It feels like there was clearly no compelling reason or vision to make Apocalypse beyond “make another X-Men film”, so the filmmakers included every character and idea that interested them. Older characters are either given nothing to do or half-baked character arcs that don’t relate to the rest of the film. Newer characters are given some good material, but are mostly held back to be further developed in future films. Many elements seem to be included either out of obligation (repeating a gag from a previous film or providing an origin for future concepts), or as fan service for longtime X-Men readers or viewers. The filmmakers gathered a bunch of interesting pieces, but they fail to combine into anything meaningful because there is no unifying vision. Every character or moment just sits there. It may be good or bad on its own, but it’s certainly disconnected from the rest of the film.
Some pieces should have been cut to focus the film, but which pieces? It’s impossible to determine which elements belong and which don’t because that can only be judged according to the central theme or plot, which does not exist in Apocalypse. There are moments that really work, that I adore as a fan of the comics and films, but they are not enough to redeem the overall film. In fact, these moments of greatness only make it more frustrating, as they indicate a potentially good version of the film that could have existed if there was a clear vision behind it. The great moments merely prevent Apocalypse from being the worst X-Men film and not much more. What a waste.
The central plot should revolve around Apocalypse, but that character and everything related to him make up approximately half the running time. The other half is full of the unnecessary or underserved characters. Furthermore, the character of Apocalypse is completely mishandled. His powers, motivations and plans are never defined, rendering his story meaningless. So even if the character were central to the film, it would weaken the film. In an effort to address every messy aspect, I will begin by teasing out the Apocalypse storyline. To be clear, this storyline does not work on its own, but at least by focusing on it in isolation we can try to understand the intentions of the filmmakers.
X-Men: Apocalypse opens in Egypt in 3600 BCE, which looks and feels a lot like Stargate (Emmerich, 1994). Apocalypse, the ruler, is dying, so his followers parade him into his enormous pyramid. Inside, he transfers his consciousness into an unnamed mutant (Oscar Isaac) with super healing powers, allowing him to live on in that form. But during the transfer, a group of anti-Apocalypse rebels initiate a series of mechanisms that bring down the pyramid.
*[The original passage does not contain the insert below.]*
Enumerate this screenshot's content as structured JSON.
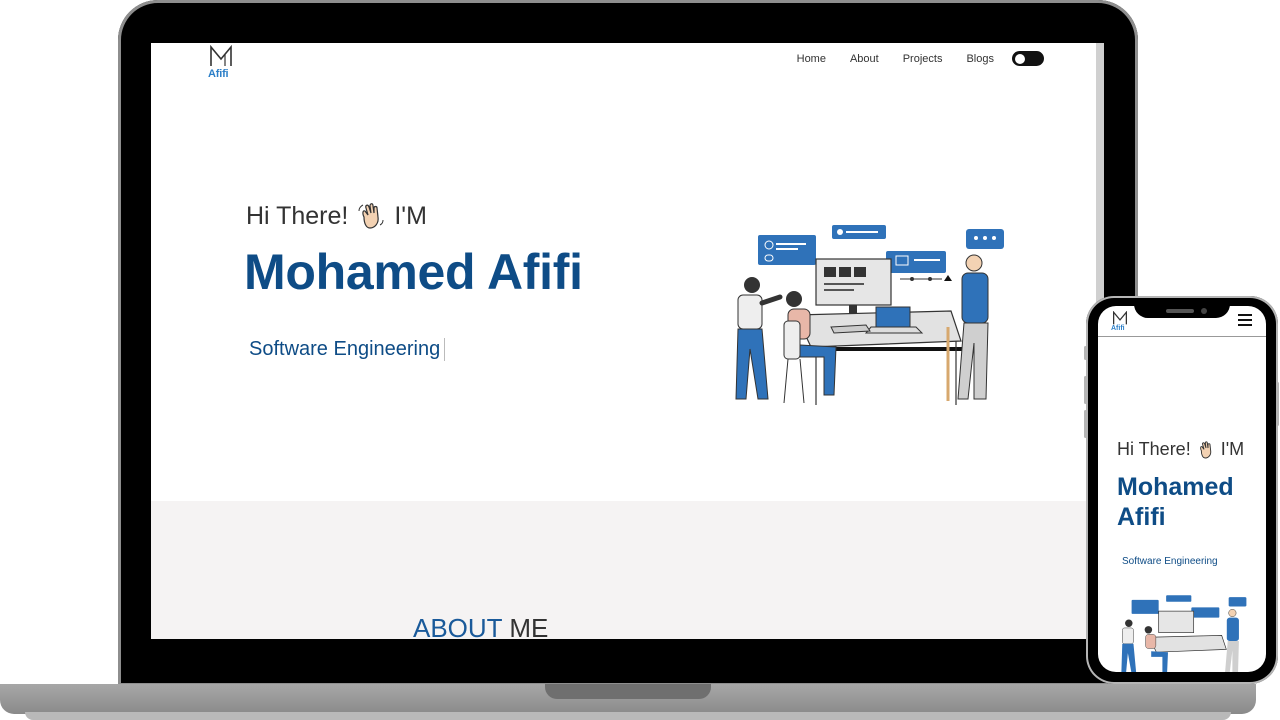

The four main followers of Apocalypse, his four mutant “Horsemen”, hold off the attack, but the platform holding Apocalypse falls what seems like thousands of feet underground. The transfer is completed, but Apocalypse remains dormant in the rubble for over 5,000 years. These scenes are very silly and “comic-booky”, but that makes it kind of fun.
Unfortunately, the story then jumps to 1983, and the film starts bouncing around scenes and characters much like the beginning of the first X-Men film. But Apocalypse never stops to focus on a single plot. That’s the problem.